Return the full listing below, unchanged.

• _Supplied records_

- - - - -

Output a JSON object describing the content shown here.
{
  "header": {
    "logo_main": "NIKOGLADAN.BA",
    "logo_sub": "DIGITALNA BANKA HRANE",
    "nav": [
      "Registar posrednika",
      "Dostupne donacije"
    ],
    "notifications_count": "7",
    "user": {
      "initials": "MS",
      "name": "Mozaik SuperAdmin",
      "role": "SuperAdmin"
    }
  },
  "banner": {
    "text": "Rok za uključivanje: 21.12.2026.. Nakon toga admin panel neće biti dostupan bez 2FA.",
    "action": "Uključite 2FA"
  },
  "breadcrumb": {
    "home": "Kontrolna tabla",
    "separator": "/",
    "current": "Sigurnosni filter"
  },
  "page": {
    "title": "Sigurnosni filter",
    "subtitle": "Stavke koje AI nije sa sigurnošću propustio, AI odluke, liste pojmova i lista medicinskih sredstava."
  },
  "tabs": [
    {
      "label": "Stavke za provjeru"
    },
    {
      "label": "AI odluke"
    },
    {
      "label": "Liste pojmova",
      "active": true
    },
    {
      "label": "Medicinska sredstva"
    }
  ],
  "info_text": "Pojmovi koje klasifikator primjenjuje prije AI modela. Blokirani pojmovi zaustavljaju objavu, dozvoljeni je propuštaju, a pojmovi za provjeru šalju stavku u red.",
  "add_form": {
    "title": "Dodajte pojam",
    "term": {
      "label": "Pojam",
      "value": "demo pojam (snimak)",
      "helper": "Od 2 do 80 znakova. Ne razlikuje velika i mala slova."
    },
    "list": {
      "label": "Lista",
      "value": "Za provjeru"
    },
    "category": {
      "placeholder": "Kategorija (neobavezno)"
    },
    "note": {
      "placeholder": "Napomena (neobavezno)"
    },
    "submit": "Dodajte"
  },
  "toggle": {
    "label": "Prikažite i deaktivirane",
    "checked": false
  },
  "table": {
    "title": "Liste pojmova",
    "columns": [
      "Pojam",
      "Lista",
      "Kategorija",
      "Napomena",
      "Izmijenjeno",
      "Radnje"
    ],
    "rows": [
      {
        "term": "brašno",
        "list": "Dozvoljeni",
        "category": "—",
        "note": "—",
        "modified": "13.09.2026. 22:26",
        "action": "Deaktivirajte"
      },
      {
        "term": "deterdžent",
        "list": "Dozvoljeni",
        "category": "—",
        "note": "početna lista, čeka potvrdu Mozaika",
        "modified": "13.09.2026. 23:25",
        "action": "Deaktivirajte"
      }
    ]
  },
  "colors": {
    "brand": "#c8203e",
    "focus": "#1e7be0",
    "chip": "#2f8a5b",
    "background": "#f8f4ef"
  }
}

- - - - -

• _Task output_
Output a JSON object describing the content shown here.
{
  "header": {
    "logo_main": "NIKOGLADAN.BA",
    "logo_sub": "DIGITALNA BANKA HRANE",
    "nav": [
      "Registar posrednika",
      "Dostupne donacije"
    ],
    "notifications_count": "7",
    "user": {
      "initials": "MS",
      "name": "Mozaik SuperAdmin",
      "role": "SuperAdmin"
    }
  },
  "banner": {
    "text": "Rok za uključivanje: 21.12.2026.. Nakon toga admin panel neće biti dostupan bez 2FA.",
    "action": "Uključite 2FA"
  },
  "breadcrumb": {
    "home": "Kontrolna tabla",
    "separator": "/",
    "current": "Sigurnosni filter"
  },
  "page": {
    "title": "Sigurnosni filter",
    "subtitle": "Stavke koje AI nije sa sigurnošću propustio, AI odluke, liste pojmova i lista medicinskih sredstava."
  },
  "tabs": [
    {
      "label": "Stavke za provjeru"
    },
    {
      "label": "AI odluke"
    },
    {
      "label": "Liste pojmova",
      "active": true
    },
    {
      "label": "Medicinska sredstva"
    }
  ],
  "info_text": "Pojmovi koje klasifikator primjenjuje prije AI modela. Blokirani pojmovi zaustavljaju objavu, dozvoljeni je propuštaju, a pojmovi za provjeru šalju stavku u red.",
  "add_form": {
    "title": "Dodajte pojam",
    "term": {
      "label": "Pojam",
      "value": "demo pojam (snimak)",
      "helper": "Od 2 do 80 znakova. Ne razlikuje velika i mala slova."
    },
    "list": {
      "label": "Lista",
      "value": "Za provjeru"
    },
    "category": {
      "placeholder": "Kategorija (neobavezno)"
    },
    "note": {
      "placeholder": "Napomena (neobavezno)"
    },
    "submit": "Dodajte"
  },
  "toggle": {
    "label": "Prikažite i deaktivirane",
    "checked": false
  },
  "table": {
    "title": "Liste pojmova",
    "columns": [
      "Pojam",
      "Lista",
      "Kategorija",
      "Napomena",
      "Izmijenjeno",
      "Radnje"
    ],
    "rows": [
      {
        "term": "brašno",
        "list": "Dozvoljeni",
        "category": "—",
        "note": "—",
        "modified": "13.09.2026. 22:26",
        "action": "Deaktivirajte"
      },
      {
        "term": "deterdžent",
        "list": "Dozvoljeni",
        "category": "—",
        "note": "početna lista, čeka potvrdu Mozaika",
        "modified": "13.09.2026. 23:25",
        "action": "Deaktivirajte"
      }
    ]
  },
  "colors": {
    "brand": "#c8203e",
    "focus": "#1e7be0",
    "chip": "#2f8a5b",
    "background": "#f8f4ef"
  }
}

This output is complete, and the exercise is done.